“Mom, could we take a different way home tonight?” Joanie asked as she climbed into her family’s ancient station wagon. A gust of wind caught her headdress and flipped her fabric ears into her eyes just as the door closed.
“Why would we do that?” Mom asked, turning the key. The engine started with a screech of complaint but settled into its usual ratchety rumble.
“I don’t like driving through the cemetery on Halloween,” Joanie admitted. “It’s creepy.”
Mom rolled her eyes, pulled out of the parking lot, and entered the flow of traffic. “After herding wild children all evening, I’m taking the shortest way home. No more of your silliness tonight.”
Joanie slumped into her seat, wrapped her arms around herself, and tried to think like a grown-up.
Dad said Sunnyside Mortuary was an architectural work of art in the Spanish style. It had been built long ago out of genuine marble and granite, and it boasted magnificent stained-glass windows, a pipe organ, and a huge pendulum that ticked away the time. A three-tiered tower topped this glorious edifice, a landmark of the city.
And it had dead people buried in its walls.
To Joanie, the dark windows high in that ornate tower seemed to leer down at passersby, as if attempting to lure them inside to be swallowed up in its walls.
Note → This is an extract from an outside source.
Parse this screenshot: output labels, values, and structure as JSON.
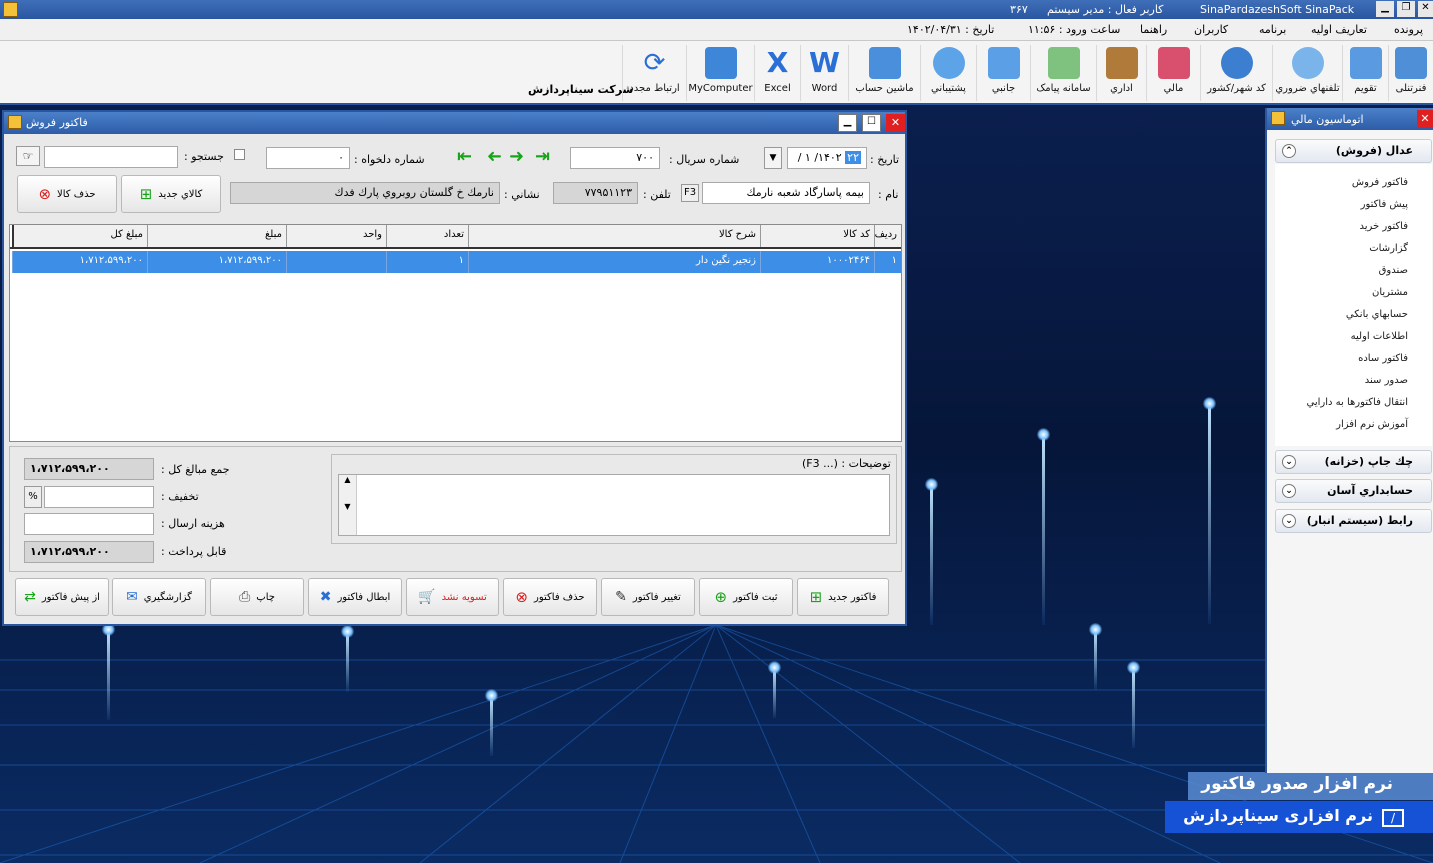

When she was little she used to hide her eyes whenever the road led past Sunnyside, but more recently she had decided to keep both eyes on it. That way, nothing it did could take her unawares.
Mom stopped at a light and sighed, pushing hair back from her forehead. “Did you enjoy the party?” she asked.
“It was fine,” Joanie said mechanically. One more signal, and then . . . But Mom would drive fast, and soon the horror would be behind them, lost in the windy darkness.
Some of Dad’s relatives were buried at Sunnyside. Almost exactly a year ago, Joanie had attended her great aunt’s funeral. To her profound relief, the service had been held in a church, not at the Haunted Mausoleum, yet to this day Joanie could not forget how Aunt Agnes had looked, lying there in the coffin.
Aunt Agnes had scared Joanie when she was alive. The old lady wore dresses that hung like sacks on her bulgy frame, her thinning hair was dyed orange, and she teetered around on high-heeled pumps. When it came to her thick red lipstick, Aunt Agnes didn’t care about coloring inside the lines; and her eyes were wide and staring, like windows. She would grab Joanie by the arm, haul her close so she couldn’t escape, and talk right in her face.
When she was dead, the lipstick hadn’t made her look any better.
On the next block, Joanie saw groups of trick-or-treaters walking along the sidewalk, carrying pillowcases to catch the candy. The wind blew their costumes around and picked up discarded candy wrappers. One tall skeleton glowed faintly greenish beneath the streetlamps. It turned to watch the station wagon pass, and Joanie shivered at sight of those empty eye holes.
The car turned onto The Street. Soon the mortuary would appear. At night, lights shone up at the Haunted Tower from the outside, making its windows appear blacker than ever against the livid stucco.
On the sidewalk outside the fence Joanie saw a thick figure tottering along on high heels. It looked like an old woman from behind, but it could have been a trick-or-treater. Except, why would she be alone?
Joanie hunched her shoulders and kept her eyes peeled for that tower. The black iron fence around the cemetery flickered past. Then against the black night appeared the tower’s face, ghastly white above treetops tossing in the wind. Joanie gulped but set her jaw. Only a minute more and the City of the Dead would shrink away in the rearview mirrors.
The station wagon made a groaning noise, and steam starting pouring from beneath its hood. “Oh no!” Joanie’s mother cried. “Not again! Stupid, worthless car.”
The engine sputtered out, and Mom had to steer the gasping car to the side of the road. A long black hearse purred past, ran a yellow light, and vanished into the night.
No other living soul was in sight.
Joanie slowly leaned forward and looked up. Those dark windows peered down with avid interest. “It is watching us, Mom,” she said. Her heart thudded in her chest, and her mouth was too dry to swallow.
“Joanie, I said that’s enough! What do you want to do, scare me silly?” Mom buttoned her coat and gave her daughter a warning look. “You stay here. I’ll be right back. We’ll probably have to walk to a gas station.”
Even though she wouldn’t begin to know how to fix anything wrong with the engine, Joanie’s mother climbed out and opened the car’s hood. Steam poured out on either side, whipped into swirls by the gusting wind. Joanie took another look at the tower, now wreathed in glowing mist. It looked larger, closer.
With the hood up, Joanie couldn’t see her mother through the windshield. The Haunted Tower was her only companion. Panic gripped her throat, and she breathed in short gasps. More than willing to risk Mom’s anger, she fumbled for the door handle and scrambled out, her costume whipping in the wind. The door squealed when she slammed it shut. Knees trembling, she walked around to the front of the car. Her mother wasn’t there.
Hard, icy fingers grabbed hold of her arm and spun her around.